The sheer volume of strategic partnership announcements in the days before, during and after this year’s Mobile World Congress emphasises the increasing importance that telcos place on working together for mutual benefit.
But many of the announcements themselves tend to be light on detail, outlining the areas of cooperation but not setting any concrete objectives or explaining the practicalities. Given telcos’ patchy track record of working with one another, it would be easy to write off a strategic partnership announcement as just another way of trying to grab some attention at the year’s biggest telco show.
That might be true to an extent, but the reality is that sometimes there is an upside to being a bit vague.
“You very rarely get people telling you what their objectives are, and that either means they’re secret or there aren’t any, or that they’re loose,” said Andrew Collinson, research director and partner at STL Partners.
He explained to TelecomTV that sometimes looser arrangements are in both parties’ best interest. “If you tie things down too tightly, you can end up falling out over the contract.”
In the week before MWC, Orange and NTT Group announced a strategic R&D framework agreement that covers (take a deep breath): 5G, network transformation, AI, IoT, cybersecurity, cloud services, smart cities, sports, tourism, and culture.
While it is encouraging that telcos from opposite sides of the world have agreed to work together, the announcement does not address any of the obvious practical questions it raises, such as where and when is this joint work supposed to be carried out? What do they hope to get out of it? Who from Orange and NTT will participate? In what language will they converse?
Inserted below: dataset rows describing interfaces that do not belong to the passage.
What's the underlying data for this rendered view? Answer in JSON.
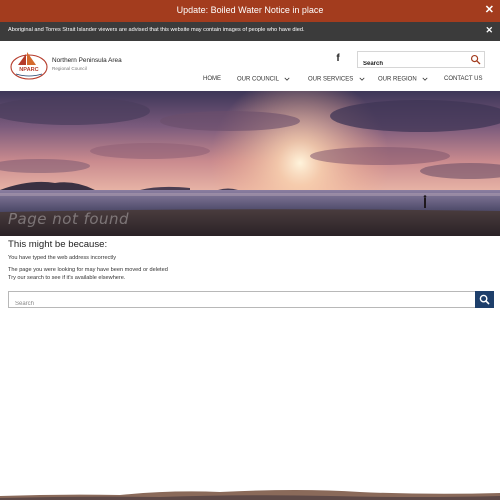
{
  "alert": {
    "text": "Update: Boiled Water Notice in place",
    "close": "✕"
  },
  "notice": {
    "text": "Aboriginal and Torres Strait Islander viewers are advised that this website may contain images of people who have died.",
    "close": "✕"
  },
  "header": {
    "logo_text": "NPARC",
    "org_name": "Northern Peninsula Area",
    "org_sub": "Regional Council",
    "social_icon": "facebook-icon",
    "search_placeholder": "Search",
    "nav": [
      {
        "label": "HOME",
        "has_dropdown": false
      },
      {
        "label": "OUR COUNCIL",
        "has_dropdown": true
      },
      {
        "label": "OUR SERVICES",
        "has_dropdown": true
      },
      {
        "label": "OUR REGION",
        "has_dropdown": true
      },
      {
        "label": "CONTACT US",
        "has_dropdown": false
      }
    ]
  },
  "hero": {
    "title": "Page not found"
  },
  "content": {
    "heading": "This might be because:",
    "reason_1": "You have typed the web address incorrectly",
    "reason_2": "The page you were looking for may have been moved or deleted",
    "reason_3": "Try our search to see if it's available elsewhere.",
    "search_placeholder": "Search"
  },
  "colors": {
    "alert_bar": "#a33c1e",
    "notice_bar": "#3b3b3b",
    "search_button": "#1e3f6b"
  }
}
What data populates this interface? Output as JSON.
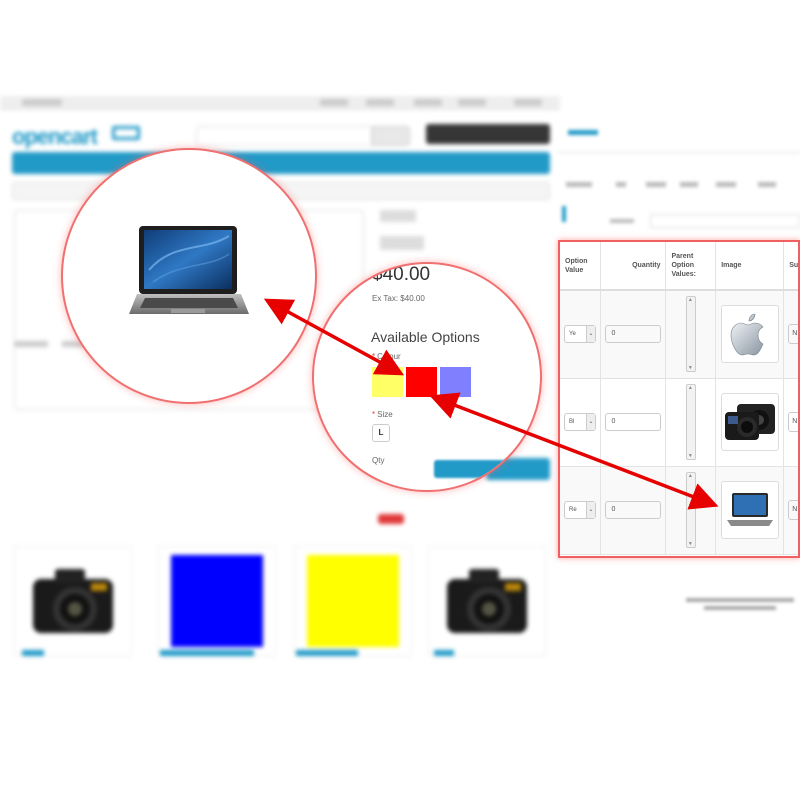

What lessons can Orange take from NTT and apply to the French market and vice versa?
Similarly, on Monday SK Telecom signed an MoU with Deutsche Telekom’s California-based edge computing unit, MobiledgeX. The deal covers “joint efforts to develop innovative Mobile Edge Computing solutions and expand the mobile edge infrastructure ecosystem.”
Like Orange/NTT, SK Telecom and MobiledgeX have shared roughly what they plan to do, and said why they think it is important to work together, but not really given a sense of how the strategic partnership will function, or how they plan to overcome any barriers, such as distance, language, culture and working practices.
Collinson is not privy to either agreement, but he did offer some thoughts on how the respective parties in ‘light-touch’ partnerships stand to benefit.
“Most people can learn from an additional degree of diversity in their knowledge, and it may be something unexpected that gives you an insight,” he said. Just sharing high-level data a few times a year can be valuable because it can help a telco make better-informed investment decisions, which can save them a lot of money.
Stretching the R&D budget
Undertaking joint research under the auspices of a strategic partnership also means telcos can make their relatively meagre R&D budgets stretch further.
“If you look at Intel, Google, Facebook and so-on, they’re all spending a lot of their opex on research and development. Telcos are not,” said Collinson (see chart).
Instead, they’ve essentially outsourced their R&D to vendors, “so they’re a little bit stuck when it comes to inventing new stuff.
“With the kind of budgets they’ve got, they need to make their money work harder for them. The only way they can do that without spending more money…is to do so via partnership,” either with another telco or with one of the Internet giants.
Indeed, Telefonica made a big deal at MWC of its expanded agreement with Microsoft that covers the development of new smart home and self-care services based on the Spanish incumbent’s Aura digital assistant, powered by Microsoft Azure.
The logic behind deals like this is clear and the objectives for each party are easier to identify. Microsoft gets a channel to market to help it compete with rival AI players like Google and Amazon, while Telefonica benefits from Microsoft’s R&D, in turn helping it to launch new services and compete more effectively for customers.
Never-ending quest for agility
Whether a strategic partnership is somewhat nebulous or has obvious goals, just a willingness to partner can be taken as a positive sign for a telco.
“The best predictor of a company’s overall agility, is its ability to bring on board a new partner,” Collinson argued.
“The reason for that is because it tests a lot faculties and competencies in the company. It tests its technology, its commercial arrangements, its people and how they operate. If they can bring new partners on quickly it means they’ve got a reasonably lean structure and they’re agile enough that they can do this stuff.”
A willingness and ability to partner can also be viewed as a strategic imperative for any telco that wants to be more than simply a bitpipe.
“What’s happening in today’s world is all the boundaries are breaking down and information and goods are flowing across those boundaries,” Collinson said. “You’ve got this big change going on and until recently, the telcos’ model has been ‘lets shove all the money into the network’ and actually, is that going to work in this new world?”―Telecom TV